Exercise aim: Repeat the records in full and exactly, omitting pictures.

Material provided:
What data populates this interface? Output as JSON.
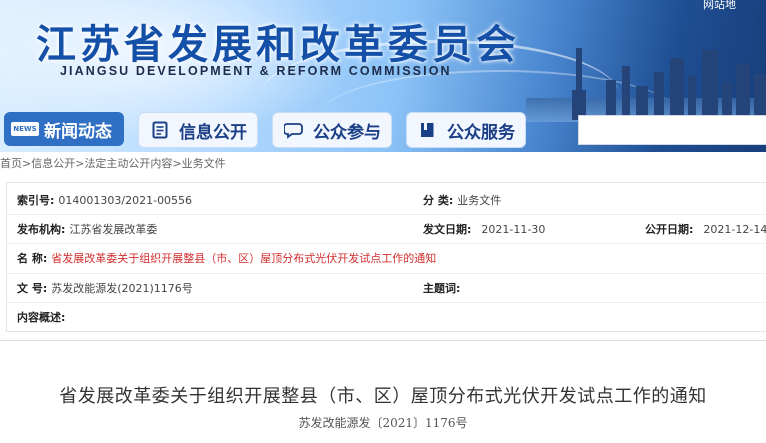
{
  "header": {
    "title_cn": "江苏省发展和改革委员会",
    "title_en": "JIANGSU DEVELOPMENT & REFORM COMMISSION",
    "top_link": "网站地"
  },
  "nav": {
    "items": [
      {
        "label": "新闻动态",
        "icon": "news-icon",
        "active": true
      },
      {
        "label": "信息公开",
        "icon": "document-icon",
        "active": false
      },
      {
        "label": "公众参与",
        "icon": "chat-bubble-icon",
        "active": false
      },
      {
        "label": "公众服务",
        "icon": "book-icon",
        "active": false
      }
    ],
    "news_badge": "NEWS"
  },
  "breadcrumb": {
    "items": [
      "首页",
      "信息公开",
      "法定主动公开内容",
      "业务文件"
    ],
    "separator": ">"
  },
  "info": {
    "index_label": "索引号:",
    "index_value": "014001303/2021-00556",
    "category_label": "分  类:",
    "category_value": "业务文件",
    "publisher_label": "发布机构:",
    "publisher_value": "江苏省发展改革委",
    "issue_date_label": "发文日期:",
    "issue_date_value": "2021-11-30",
    "public_date_label": "公开日期:",
    "public_date_value": "2021-12-14",
    "name_label": "名  称:",
    "name_value": "省发展改革委关于组织开展整县（市、区）屋顶分布式光伏开发试点工作的通知",
    "doc_no_label": "文  号:",
    "doc_no_value": "苏发改能源发(2021)1176号",
    "subject_label": "主题词:",
    "subject_value": "",
    "summary_label": "内容概述:",
    "summary_value": ""
  },
  "article": {
    "title": "省发展改革委关于组织开展整县（市、区）屋顶分布式光伏开发试点工作的通知",
    "doc_no": "苏发改能源发〔2021〕1176号"
  },
  "colors": {
    "brand_blue": "#1550a8",
    "nav_active": "#2f6fc4",
    "highlight_red": "#d22d2d"
  }
}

Exercise answer:
What data populates this interface? Output as JSON.
{
  "header": {
    "title_cn": "江苏省发展和改革委员会",
    "title_en": "JIANGSU DEVELOPMENT & REFORM COMMISSION",
    "top_link": "网站地"
  },
  "nav": {
    "items": [
      {
        "label": "新闻动态",
        "icon": "news-icon",
        "active": true
      },
      {
        "label": "信息公开",
        "icon": "document-icon",
        "active": false
      },
      {
        "label": "公众参与",
        "icon": "chat-bubble-icon",
        "active": false
      },
      {
        "label": "公众服务",
        "icon": "book-icon",
        "active": false
      }
    ],
    "news_badge": "NEWS"
  },
  "breadcrumb": {
    "items": [
      "首页",
      "信息公开",
      "法定主动公开内容",
      "业务文件"
    ],
    "separator": ">"
  },
  "info": {
    "index_label": "索引号:",
    "index_value": "014001303/2021-00556",
    "category_label": "分  类:",
    "category_value": "业务文件",
    "publisher_label": "发布机构:",
    "publisher_value": "江苏省发展改革委",
    "issue_date_label": "发文日期:",
    "issue_date_value": "2021-11-30",
    "public_date_label": "公开日期:",
    "public_date_value": "2021-12-14",
    "name_label": "名  称:",
    "name_value": "省发展改革委关于组织开展整县（市、区）屋顶分布式光伏开发试点工作的通知",
    "doc_no_label": "文  号:",
    "doc_no_value": "苏发改能源发(2021)1176号",
    "subject_label": "主题词:",
    "subject_value": "",
    "summary_label": "内容概述:",
    "summary_value": ""
  },
  "article": {
    "title": "省发展改革委关于组织开展整县（市、区）屋顶分布式光伏开发试点工作的通知",
    "doc_no": "苏发改能源发〔2021〕1176号"
  },
  "colors": {
    "brand_blue": "#1550a8",
    "nav_active": "#2f6fc4",
    "highlight_red": "#d22d2d"
  }
}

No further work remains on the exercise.